━━━━━ DATA SUPPLIED ━━━━━

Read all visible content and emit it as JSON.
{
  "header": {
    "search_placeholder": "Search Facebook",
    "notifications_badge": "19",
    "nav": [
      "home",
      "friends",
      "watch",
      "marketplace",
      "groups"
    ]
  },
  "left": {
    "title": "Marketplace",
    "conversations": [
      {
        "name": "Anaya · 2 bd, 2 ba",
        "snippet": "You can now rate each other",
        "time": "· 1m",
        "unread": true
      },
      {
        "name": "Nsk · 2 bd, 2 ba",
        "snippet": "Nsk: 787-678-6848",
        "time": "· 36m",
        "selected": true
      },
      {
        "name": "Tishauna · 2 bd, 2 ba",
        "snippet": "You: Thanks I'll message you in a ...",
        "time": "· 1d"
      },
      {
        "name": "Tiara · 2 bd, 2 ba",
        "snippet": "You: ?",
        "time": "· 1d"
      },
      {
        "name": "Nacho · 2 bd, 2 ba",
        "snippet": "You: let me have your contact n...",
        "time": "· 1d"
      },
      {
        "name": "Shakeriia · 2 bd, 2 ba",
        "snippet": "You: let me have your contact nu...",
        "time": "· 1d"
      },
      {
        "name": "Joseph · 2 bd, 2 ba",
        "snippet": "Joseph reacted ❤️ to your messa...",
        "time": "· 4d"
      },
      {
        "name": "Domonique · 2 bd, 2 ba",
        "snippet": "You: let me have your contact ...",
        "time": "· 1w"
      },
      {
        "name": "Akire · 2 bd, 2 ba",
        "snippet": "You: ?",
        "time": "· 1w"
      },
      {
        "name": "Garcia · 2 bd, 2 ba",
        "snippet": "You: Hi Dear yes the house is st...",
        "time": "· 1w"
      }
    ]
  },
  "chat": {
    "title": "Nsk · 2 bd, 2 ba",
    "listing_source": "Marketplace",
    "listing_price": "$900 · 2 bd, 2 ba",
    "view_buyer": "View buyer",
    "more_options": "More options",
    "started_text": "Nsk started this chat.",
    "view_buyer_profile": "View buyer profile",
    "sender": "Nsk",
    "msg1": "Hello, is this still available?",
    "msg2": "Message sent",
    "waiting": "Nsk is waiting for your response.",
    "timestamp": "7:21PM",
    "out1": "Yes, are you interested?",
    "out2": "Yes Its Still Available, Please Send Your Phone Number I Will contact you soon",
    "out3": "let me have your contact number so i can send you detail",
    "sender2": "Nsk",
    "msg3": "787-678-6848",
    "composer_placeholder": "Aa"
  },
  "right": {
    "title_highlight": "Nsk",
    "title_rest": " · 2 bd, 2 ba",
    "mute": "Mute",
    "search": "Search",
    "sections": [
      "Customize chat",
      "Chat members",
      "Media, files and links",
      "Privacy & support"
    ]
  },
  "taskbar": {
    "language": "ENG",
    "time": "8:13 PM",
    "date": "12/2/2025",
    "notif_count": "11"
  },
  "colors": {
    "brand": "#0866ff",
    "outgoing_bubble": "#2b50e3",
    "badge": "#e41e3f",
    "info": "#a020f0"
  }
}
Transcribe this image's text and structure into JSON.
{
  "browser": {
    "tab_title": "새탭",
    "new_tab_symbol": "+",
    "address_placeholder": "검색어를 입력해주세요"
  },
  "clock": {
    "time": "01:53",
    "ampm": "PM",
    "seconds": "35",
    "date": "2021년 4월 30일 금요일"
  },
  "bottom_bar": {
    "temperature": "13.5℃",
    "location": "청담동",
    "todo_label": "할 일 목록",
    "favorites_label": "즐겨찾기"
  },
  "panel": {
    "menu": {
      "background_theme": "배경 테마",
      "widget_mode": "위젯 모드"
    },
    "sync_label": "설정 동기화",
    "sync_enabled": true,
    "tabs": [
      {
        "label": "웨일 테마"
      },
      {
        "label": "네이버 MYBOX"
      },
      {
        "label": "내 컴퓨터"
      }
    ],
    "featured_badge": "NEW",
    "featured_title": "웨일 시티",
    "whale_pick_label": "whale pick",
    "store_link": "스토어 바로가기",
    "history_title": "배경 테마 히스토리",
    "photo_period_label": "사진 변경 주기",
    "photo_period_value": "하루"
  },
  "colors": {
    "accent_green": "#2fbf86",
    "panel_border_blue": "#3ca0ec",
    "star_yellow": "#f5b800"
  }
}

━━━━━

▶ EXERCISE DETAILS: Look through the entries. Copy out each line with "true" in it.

▶ COMPLETED EXERCISE:
        "unread": true
        "selected": true
    "sync_enabled": true,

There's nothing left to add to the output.